Dataset excerpts =

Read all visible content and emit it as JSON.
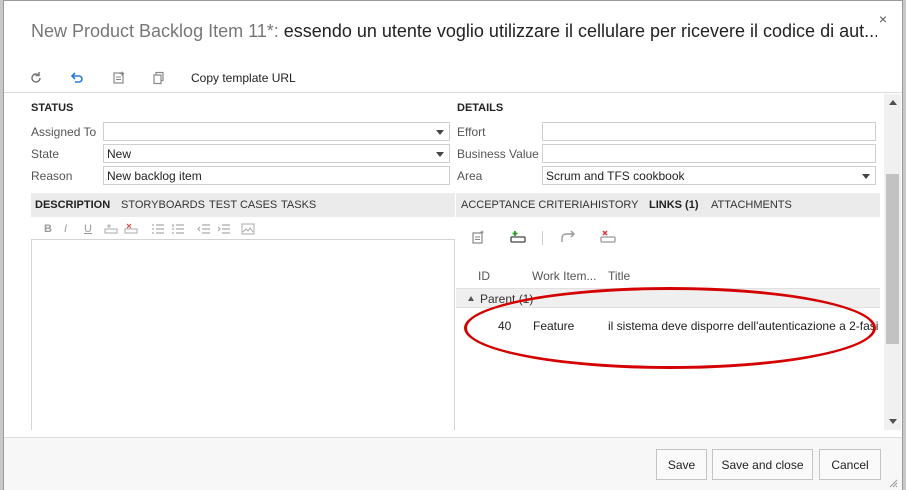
{
  "dialog": {
    "title_prefix": "New Product Backlog Item 11*:",
    "title_text": " essendo un utente voglio utilizzare il cellulare per ricevere il codice di aut...",
    "close": "×"
  },
  "toolbar": {
    "refresh_icon": "refresh-icon",
    "undo_icon": "undo-icon",
    "template_icon": "template-icon",
    "copy_icon": "copy-icon",
    "copy_template_url": "Copy template URL"
  },
  "status": {
    "heading": "STATUS",
    "assigned_to_label": "Assigned To",
    "assigned_to_value": "",
    "state_label": "State",
    "state_value": "New",
    "reason_label": "Reason",
    "reason_value": "New backlog item"
  },
  "details": {
    "heading": "DETAILS",
    "effort_label": "Effort",
    "effort_value": "",
    "business_value_label": "Business Value",
    "business_value_value": "",
    "area_label": "Area",
    "area_value": "Scrum and TFS cookbook"
  },
  "left_tabs": [
    "DESCRIPTION",
    "STORYBOARDS",
    "TEST CASES",
    "TASKS"
  ],
  "right_tabs": [
    "ACCEPTANCE CRITERIA",
    "HISTORY",
    "LINKS (1)",
    "ATTACHMENTS"
  ],
  "rte": {
    "bold": "B",
    "italic": "I",
    "underline": "U"
  },
  "links": {
    "columns": [
      "ID",
      "Work Item...",
      "Title"
    ],
    "group_label": "Parent (1)",
    "rows": [
      {
        "id": "40",
        "type": "Feature",
        "title": "il sistema deve disporre dell'autenticazione a 2-fasi"
      }
    ]
  },
  "annotation": {
    "color": "#d40000"
  },
  "footer": {
    "save": "Save",
    "save_and_close": "Save and close",
    "cancel": "Cancel"
  }
}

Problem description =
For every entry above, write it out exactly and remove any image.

Solution to this task =
Read all visible content and emit it as JSON.
{
  "dialog": {
    "title_prefix": "New Product Backlog Item 11*:",
    "title_text": " essendo un utente voglio utilizzare il cellulare per ricevere il codice di aut...",
    "close": "×"
  },
  "toolbar": {
    "refresh_icon": "refresh-icon",
    "undo_icon": "undo-icon",
    "template_icon": "template-icon",
    "copy_icon": "copy-icon",
    "copy_template_url": "Copy template URL"
  },
  "status": {
    "heading": "STATUS",
    "assigned_to_label": "Assigned To",
    "assigned_to_value": "",
    "state_label": "State",
    "state_value": "New",
    "reason_label": "Reason",
    "reason_value": "New backlog item"
  },
  "details": {
    "heading": "DETAILS",
    "effort_label": "Effort",
    "effort_value": "",
    "business_value_label": "Business Value",
    "business_value_value": "",
    "area_label": "Area",
    "area_value": "Scrum and TFS cookbook"
  },
  "left_tabs": [
    "DESCRIPTION",
    "STORYBOARDS",
    "TEST CASES",
    "TASKS"
  ],
  "right_tabs": [
    "ACCEPTANCE CRITERIA",
    "HISTORY",
    "LINKS (1)",
    "ATTACHMENTS"
  ],
  "rte": {
    "bold": "B",
    "italic": "I",
    "underline": "U"
  },
  "links": {
    "columns": [
      "ID",
      "Work Item...",
      "Title"
    ],
    "group_label": "Parent (1)",
    "rows": [
      {
        "id": "40",
        "type": "Feature",
        "title": "il sistema deve disporre dell'autenticazione a 2-fasi"
      }
    ]
  },
  "annotation": {
    "color": "#d40000"
  },
  "footer": {
    "save": "Save",
    "save_and_close": "Save and close",
    "cancel": "Cancel"
  }
}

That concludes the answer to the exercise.